What the exercise asks:
The answer must be an exact copy of the entries that follow, with all images removed.

Entries from a dataset of interfaces

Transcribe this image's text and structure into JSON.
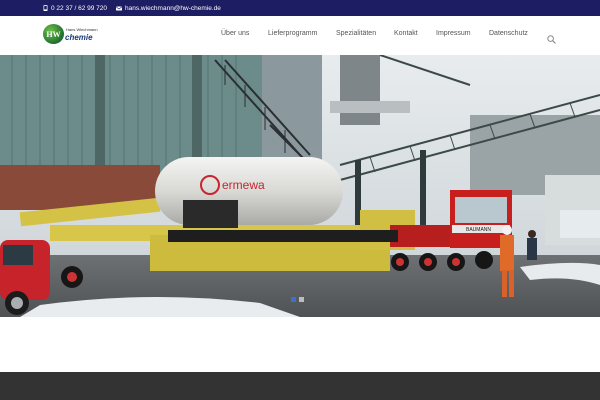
{
  "topbar": {
    "phone": "0 22 37 / 62 99 720",
    "email": "hans.wiechmann@hw-chemie.de",
    "phone_icon": "phone-icon",
    "email_icon": "envelope-icon"
  },
  "logo": {
    "mark": "HW",
    "name": "Hans Wiechmann",
    "brand": "chemie"
  },
  "nav": {
    "items": [
      {
        "label": "Über uns"
      },
      {
        "label": "Lieferprogramm"
      },
      {
        "label": "Spezialitäten"
      },
      {
        "label": "Kontakt"
      },
      {
        "label": "Impressum"
      },
      {
        "label": "Datenschutz"
      }
    ],
    "search_icon": "search-icon"
  },
  "hero": {
    "tank_text": "ermewa",
    "truck_text": "BAUMANN",
    "slides": 2,
    "active_slide": 1
  },
  "colors": {
    "topbar": "#1d1d63",
    "nav_text": "#555555",
    "footer": "#333333",
    "slider_active": "#3b6fd0"
  }
}
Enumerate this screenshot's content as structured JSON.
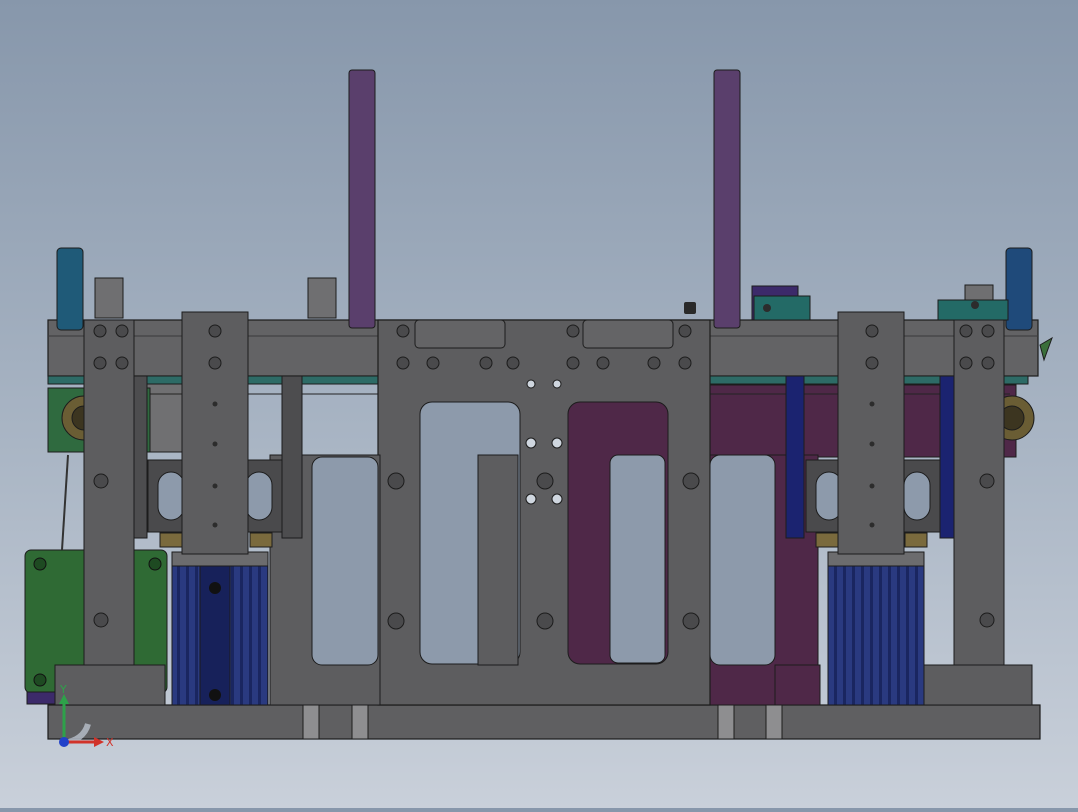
{
  "viewport": {
    "background_top": "#8797ab",
    "background_bottom": "#c9d0da"
  },
  "colors": {
    "steel": "#5d5d5f",
    "steel_dark": "#4a4a4c",
    "edge": "#1c1c1c",
    "purple": "#4f2848",
    "plum": "#3f3560",
    "rod": "#5a3f6c",
    "blue": "#283a7a",
    "navy": "#111a5e",
    "teal": "#1f5f6e",
    "green": "#2f6a34",
    "tan": "#7a6a3d"
  },
  "triad": {
    "x_label": "X",
    "y_label": "Y",
    "x_color": "#d1332a",
    "y_color": "#2ea14a",
    "z_color": "#2141c9"
  }
}
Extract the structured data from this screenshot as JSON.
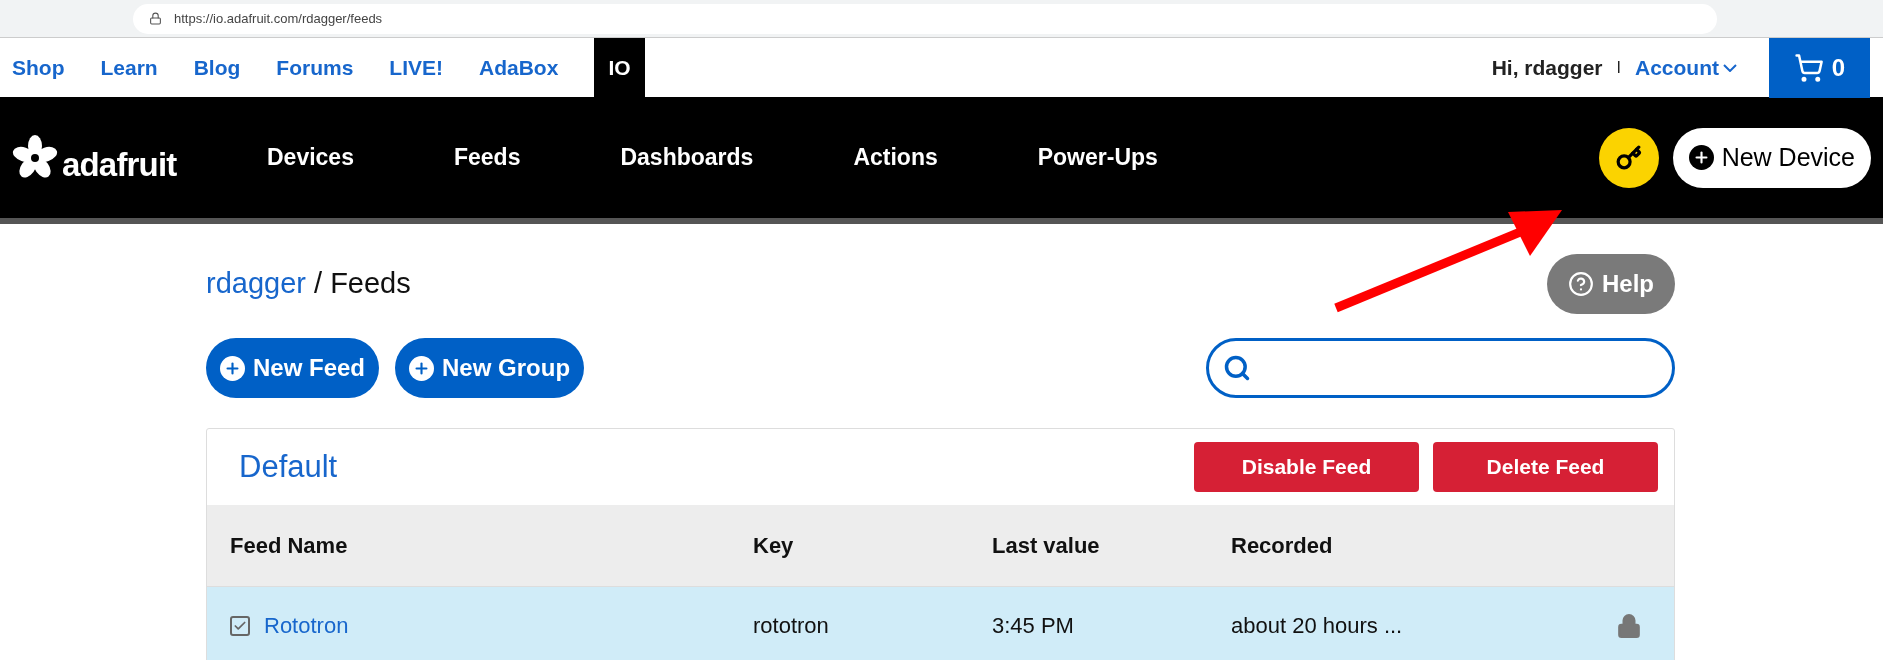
{
  "browser": {
    "url": "https://io.adafruit.com/rdagger/feeds"
  },
  "top_nav": {
    "items": [
      {
        "label": "Shop",
        "selected": false
      },
      {
        "label": "Learn",
        "selected": false
      },
      {
        "label": "Blog",
        "selected": false
      },
      {
        "label": "Forums",
        "selected": false
      },
      {
        "label": "LIVE!",
        "selected": false
      },
      {
        "label": "AdaBox",
        "selected": false
      },
      {
        "label": "IO",
        "selected": true
      }
    ],
    "greeting": "Hi, rdagger",
    "separator": "I",
    "account": "Account",
    "cart_count": "0"
  },
  "header": {
    "logo": "adafruit",
    "nav": [
      "Devices",
      "Feeds",
      "Dashboards",
      "Actions",
      "Power-Ups"
    ],
    "new_device": "New Device"
  },
  "page": {
    "breadcrumb_user": "rdagger",
    "breadcrumb_page": "/ Feeds",
    "help": "Help",
    "new_feed": "New Feed",
    "new_group": "New Group"
  },
  "group": {
    "title": "Default",
    "buttons": [
      "Disable Feed",
      "Delete Feed"
    ],
    "columns": [
      "Feed Name",
      "Key",
      "Last value",
      "Recorded"
    ],
    "rows": [
      {
        "name": "Rototron",
        "key": "rototron",
        "last_value": "3:45 PM",
        "recorded": "about 20 hours ...",
        "checked": true,
        "selected": true,
        "locked": true
      }
    ]
  }
}
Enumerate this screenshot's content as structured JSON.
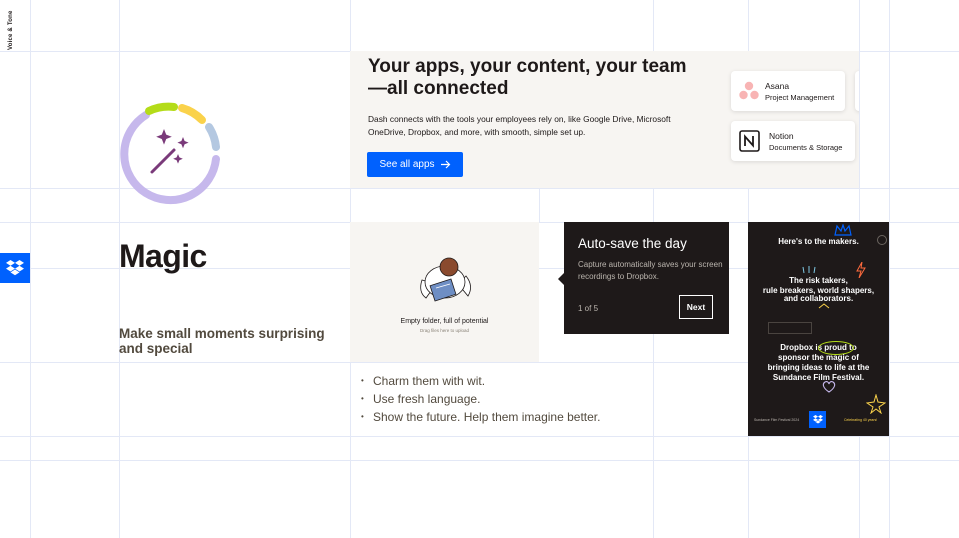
{
  "sidebar": {
    "label": "Voice & Tone"
  },
  "magic": {
    "title": "Magic",
    "subtitle": "Make small moments surprising and special"
  },
  "connect": {
    "title": "Your apps, your content, your team—all connected",
    "body": "Dash connects with the tools your employees rely on, like Google Drive, Microsoft OneDrive, Dropbox, and more, with smooth, simple set up.",
    "button_label": "See all apps",
    "apps": [
      {
        "name": "Asana",
        "desc": "Project Management"
      },
      {
        "name": "Notion",
        "desc": "Documents & Storage"
      }
    ]
  },
  "empty_state": {
    "title": "Empty folder, full of potential",
    "subtitle": "Drag files here to upload"
  },
  "tooltip": {
    "title": "Auto-save the day",
    "body": "Capture automatically saves your screen recordings to Dropbox.",
    "counter": "1 of 5",
    "next_label": "Next"
  },
  "bullets": [
    "Charm them with wit.",
    "Use fresh language.",
    "Show the future. Help them imagine better."
  ],
  "poster": {
    "heading": "Here's to the makers.",
    "line1": "The risk takers,",
    "line2": "rule breakers, world shapers,",
    "line3": "and collaborators.",
    "line4": "Dropbox is proud to",
    "line5": "sponsor the magic of",
    "line6": "bringing ideas to life at the",
    "line7": "Sundance Film Festival.",
    "footer_left": "Sundance Film Festival 2024",
    "footer_right": "Celebrating 40 years!"
  },
  "colors": {
    "dropbox_blue": "#0061fe",
    "ink": "#1e1919",
    "panel": "#f7f5f2",
    "ring_purple": "#c6b8ec",
    "ring_green": "#b4dc19",
    "ring_yellow": "#fad24b",
    "ring_blue": "#b4c8e1",
    "wand_purple": "#7a3a7a"
  }
}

Output of the exercise:
Transcribe this image's text and structure into JSON.
{
  "topbar": {
    "phone": "0 22 37 / 62 99 720",
    "email": "hans.wiechmann@hw-chemie.de",
    "phone_icon": "phone-icon",
    "email_icon": "envelope-icon"
  },
  "logo": {
    "mark": "HW",
    "name": "Hans Wiechmann",
    "brand": "chemie"
  },
  "nav": {
    "items": [
      {
        "label": "Über uns"
      },
      {
        "label": "Lieferprogramm"
      },
      {
        "label": "Spezialitäten"
      },
      {
        "label": "Kontakt"
      },
      {
        "label": "Impressum"
      },
      {
        "label": "Datenschutz"
      }
    ],
    "search_icon": "search-icon"
  },
  "hero": {
    "tank_text": "ermewa",
    "truck_text": "BAUMANN",
    "slides": 2,
    "active_slide": 1
  },
  "colors": {
    "topbar": "#1d1d63",
    "nav_text": "#555555",
    "footer": "#333333",
    "slider_active": "#3b6fd0"
  }
}
Enumerate this screenshot's content as structured JSON.
{
  "viewport": {
    "background_top": "#8797ab",
    "background_bottom": "#c9d0da"
  },
  "colors": {
    "steel": "#5d5d5f",
    "steel_dark": "#4a4a4c",
    "edge": "#1c1c1c",
    "purple": "#4f2848",
    "plum": "#3f3560",
    "rod": "#5a3f6c",
    "blue": "#283a7a",
    "navy": "#111a5e",
    "teal": "#1f5f6e",
    "green": "#2f6a34",
    "tan": "#7a6a3d"
  },
  "triad": {
    "x_label": "X",
    "y_label": "Y",
    "x_color": "#d1332a",
    "y_color": "#2ea14a",
    "z_color": "#2141c9"
  }
}
Extract the structured data from this screenshot as JSON.
{
  "browser": {
    "url": "https://io.adafruit.com/rdagger/feeds"
  },
  "top_nav": {
    "items": [
      {
        "label": "Shop",
        "selected": false
      },
      {
        "label": "Learn",
        "selected": false
      },
      {
        "label": "Blog",
        "selected": false
      },
      {
        "label": "Forums",
        "selected": false
      },
      {
        "label": "LIVE!",
        "selected": false
      },
      {
        "label": "AdaBox",
        "selected": false
      },
      {
        "label": "IO",
        "selected": true
      }
    ],
    "greeting": "Hi, rdagger",
    "separator": "I",
    "account": "Account",
    "cart_count": "0"
  },
  "header": {
    "logo": "adafruit",
    "nav": [
      "Devices",
      "Feeds",
      "Dashboards",
      "Actions",
      "Power-Ups"
    ],
    "new_device": "New Device"
  },
  "page": {
    "breadcrumb_user": "rdagger",
    "breadcrumb_page": "/ Feeds",
    "help": "Help",
    "new_feed": "New Feed",
    "new_group": "New Group"
  },
  "group": {
    "title": "Default",
    "buttons": [
      "Disable Feed",
      "Delete Feed"
    ],
    "columns": [
      "Feed Name",
      "Key",
      "Last value",
      "Recorded"
    ],
    "rows": [
      {
        "name": "Rototron",
        "key": "rototron",
        "last_value": "3:45 PM",
        "recorded": "about 20 hours ...",
        "checked": true,
        "selected": true,
        "locked": true
      }
    ]
  }
}
Enumerate this screenshot's content as structured JSON.
{
  "sidebar": {
    "label": "Voice & Tone"
  },
  "magic": {
    "title": "Magic",
    "subtitle": "Make small moments surprising and special"
  },
  "connect": {
    "title": "Your apps, your content, your team—all connected",
    "body": "Dash connects with the tools your employees rely on, like Google Drive, Microsoft OneDrive, Dropbox, and more, with smooth, simple set up.",
    "button_label": "See all apps",
    "apps": [
      {
        "name": "Asana",
        "desc": "Project Management"
      },
      {
        "name": "Notion",
        "desc": "Documents & Storage"
      }
    ]
  },
  "empty_state": {
    "title": "Empty folder, full of potential",
    "subtitle": "Drag files here to upload"
  },
  "tooltip": {
    "title": "Auto-save the day",
    "body": "Capture automatically saves your screen recordings to Dropbox.",
    "counter": "1 of 5",
    "next_label": "Next"
  },
  "bullets": [
    "Charm them with wit.",
    "Use fresh language.",
    "Show the future. Help them imagine better."
  ],
  "poster": {
    "heading": "Here's to the makers.",
    "line1": "The risk takers,",
    "line2": "rule breakers, world shapers,",
    "line3": "and collaborators.",
    "line4": "Dropbox is proud to",
    "line5": "sponsor the magic of",
    "line6": "bringing ideas to life at the",
    "line7": "Sundance Film Festival.",
    "footer_left": "Sundance Film Festival 2024",
    "footer_right": "Celebrating 40 years!"
  },
  "colors": {
    "dropbox_blue": "#0061fe",
    "ink": "#1e1919",
    "panel": "#f7f5f2",
    "ring_purple": "#c6b8ec",
    "ring_green": "#b4dc19",
    "ring_yellow": "#fad24b",
    "ring_blue": "#b4c8e1",
    "wand_purple": "#7a3a7a"
  }
}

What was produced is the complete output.